Oxy announces compensation plan for victimsOxy Reckitt Benckiser, the British-controlled company that allegedly killed and sickened some 180 people with its fatal humidifier sterilizer, has announced the details of its compensation plan.
In its third official meeting with the victims and their relatives on Sunday, the company promised to provide 1 billion won ($847,860) to each child aged 15 or younger who died or is suffering from serious pulmonary illnesses after using Oxy-brand humidifier sterilizers.
“The compensation amount for the children who died or are suffering from severe cases of pulmonary illnesses was calculated based on the trauma associated with loss for the parents and families,” said Seo Hyun-jeong, a public relations manager at Oxy Reckitt Benckiser.
”We also took into account the fact that the children’s future has been severely impacted by their sickness.”
For victims aged 15 or younger who are suffering from a moderate case of pulmonary illness, the company will provide 200 to 300 million won, and 150 million won to those whose illnesses are minor or getting better.
“The levels of severity of the victims’ illnesses will be determined using the guidelines that the Ministry of Environment uses in determining compensation amounts,” Seo said, “by measuring how much of the victims’ lungs have been incapacitated after using humidifier sterilizers.”
The compensation plan for victims aged 16 or older is as follows: 350 million won each to those who died or are suffering from serious pulmonary illnesses; 200 million won each to those suffering from moderate pulmonary illnesses; and 150 million won each to those who are recovering or suffering from minor pulmonary illnesses.
Oxy Reckitt Benckiser’s compensation plan only includes those who are listed as first-degree and second-degree victims by health authorities.
“Third-degree and fourth-degree victims have not been completely ruled out of the compensation plan,” Seo said.
“We are focusing our efforts on the first-degree and second-degree victims for now, and after we conclude the process by the end of this year, we will discuss with other sterilizer manufacturers possible compensation for third-degree and fourth-degree victims.”
After the Korea Centers for Disease Control and Prevention linked pulmonary illnesses and deaths to humidifier sterilizers in 2011, the government conducted two epidemiological tests from 2013 to 2015, ranking victims based on the extent to which their pulmonary fibrosis or illness was caused by humidifier sterilizer use.
Harmed individuals are ranked as first-degree and second-degree victims when their epidemiological tests and biopsies reveal a clear or high causal relation between their pulmonary fibrosis and their use of humidifier sterilizers.
They are ranked as third-degree and fourth-degree victims when the government has confirmed their exposure to sterilizers but cannot determine a direct link between their health issues and the sterilizers.
In the first two rounds of epidemiological tests, 309 out of 530 cases were determined by health authorities to be third- and fourth-degree victims.

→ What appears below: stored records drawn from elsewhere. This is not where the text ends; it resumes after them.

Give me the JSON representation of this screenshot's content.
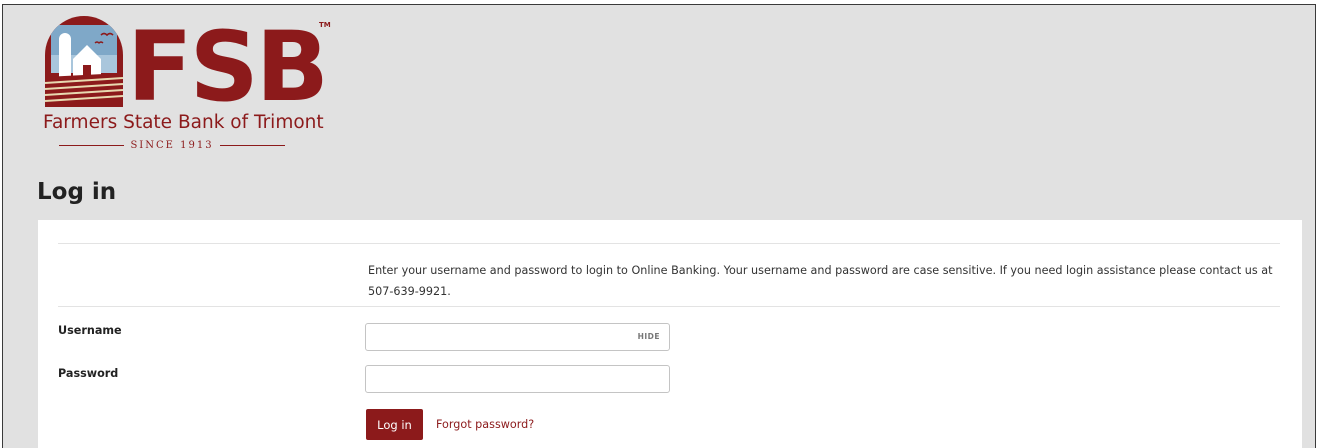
{
  "brand": {
    "short_name": "FSB",
    "trademark": "TM",
    "full_name": "Farmers State Bank of Trimont",
    "since": "SINCE 1913",
    "color": "#8c1a1b"
  },
  "page": {
    "title": "Log in"
  },
  "login": {
    "intro": "Enter your username and password to login to Online Banking. Your username and password are case sensitive. If you need login assistance please contact us at 507-639-9921.",
    "username_label": "Username",
    "username_value": "",
    "password_label": "Password",
    "password_value": "",
    "hide_label": "HIDE",
    "submit_label": "Log in",
    "forgot_label": "Forgot password?"
  }
}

But even though they make up more than half the victims, these cases have so far been excluded from all compensation plans.
“It is mind-boggling that Oxy Reckitt Benckiser’s compensation plan excludes the third- and fourth-degree victims,” said Kim Duk-jong, who lost his 4-year-old son to an Oxy-brand humidifier sterilizer in 2009. “If you ask me, this entire buzz about a compensation deal sounds like something to shut us all up.”
“One billion won for the trauma and loss we experienced and a child’s lost potential?” said Choi Seung-woon, who leads a civic group of humidifier sterilizer victims and their relatives. “That’s just pathetic.”
For first- and second-degree victims, Oxy Reckitt Benckiser also promised lifelong financial support for medical treatments. And for victims who used Oxy’s product with other manufacturers’ sterilizers, the company said it will first compensate the victims and then seek remuneration from the other manufacturers.
BY LEE HYUN-TAEK, JEONG JIN-WOO AND ESTHER CHUNG [firstname.lastname@example.org]